SLIDE 1: As families, health plans, providers, advocates and state agency leaders come together to build partnerships to improve the quality of care for CSHCN, 4 key elements will be crucial to making those partnerships effective:
Vanderbilt Study in 1985 and the national endorsement of family-centered community-
based care, we have seen a growing understanding and commitment to respecting the
centrality of families, the flexible breadth of services needed by CSHCN, and the need to attend to the developmental needs of children in their care delivery. Speakers this morning-both providers and families- emphasized the range of these needs. The gaps in the system’s current capacity to meet these needs were also documented by the Family Voices national survey.
SLIDE 2: There has been tremendous progress in the last decade on the national level, where key organizations dedicated to improving maternal and child health have established important new linkages with major quality oversight groups and with families. The Maternal and Child Health Bureau (Title V), and the federal Medicaid agency have established new partnerships with NCQA, the major quality assurance organization for health plans in this country. In securing a new HEDIS measure for CSHCN, working in collaboration with the Foundation for Accountability (FACCT), the American Academy of Pediatrics (AAP) and Family Voices, we have a solid foundation on the national level to support strong partnerships on the state level.
SLIDE 3: In Massachusetts, we have seen new evidence of groups coming together to build partnerships and effective collaborations for CSHCN. 1) The Massachusetts Consortium for CSHCN, a forum for addressing system level barriers to care, has been bringing together public and private agencies, families, providers, advocates and health plans since 1998. 2) The recent Family Advisor Initiative offers another exciting example of how families and health plans can begin to work together to improve quality systems of care. 3) The Department of Public Health’s new initiative to enhance care coordination services for CSHCN illustrates an innovative partnership between the DPH and primary care physicians interested in providing comprehensive care to CSHCN. 4) The Massachusetts Association of Health Plans’ endorsement of the recent Family Advisor Initiative, and their participation at this forum demonstrates further evidence of an interest in strengthening partnerships between health plans and consumers. 5) And the Parent Professional Advocacy League (PAL) in Massachusetts provides evidence of how families and professionals have collaborated in our state to identify gaps in the children’s mental health system and work together to find solutions.
SLIDE 4: Recent trends in the larger context of the health care industry may also provide evidence for why partnerships for quality care may be even more successful now than in the past.

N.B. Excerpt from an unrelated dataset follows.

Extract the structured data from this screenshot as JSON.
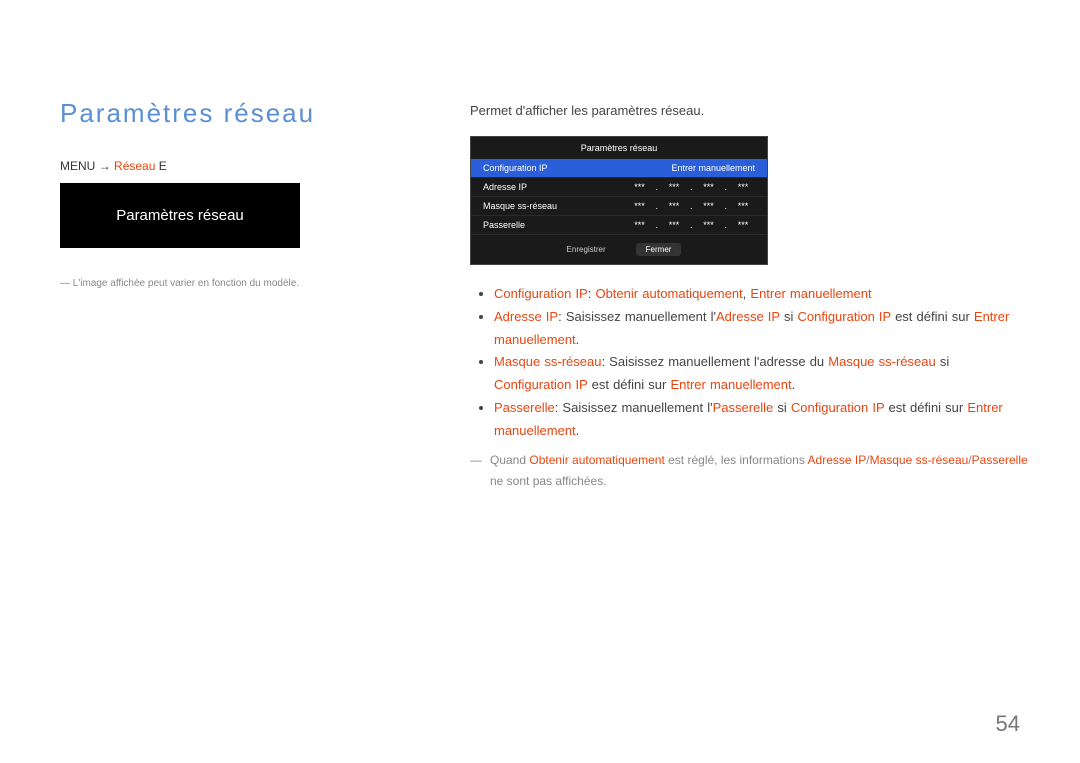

At least four trends seem to indicate new opportunities for families of CSHCN to enter the health care quality arena as partners:
1. Increased attention to public discontent and concern over the future of our health care system,
2. Increased survival of children due to the success of research, better trauma and surgical care and innovation;
3. The promise of broad based access to information by consumers via the internet;
4. Increased attention by purchasers to consumer satisfaction and the emphasis on educating consumers to be informed purchasers and users of care.
Two additional characteristics of the current environment may add special concern to families who are heavy users of the health care system:
5. Increased reports and evidence of physician dissatisfaction
SLIDE 5: With a national agenda for CSHCN endorsed by so many partners and a 10 year plan at the national level of how to achieve these goals; a shared definition of CSHCN; new tools available for identification; the promise of statewide data in 2002 from the SLAITS survey; and a demonstrated readiness in our state…NOW is the time for effective and meaningful partnerships to get to work in Massachusetts.
SLIDE 6: The afternoon sessions will provide participants with an opportunity to consider 4 main areas for improvement in our state’s system of care for CSHCN. These four areas were identified in the findings from the interviews with health plans done through the Family Advisor Initiative in our state. The afternoon sessions invite you to think about the power of partnerships as you identify new strategies for improving the quality of care in: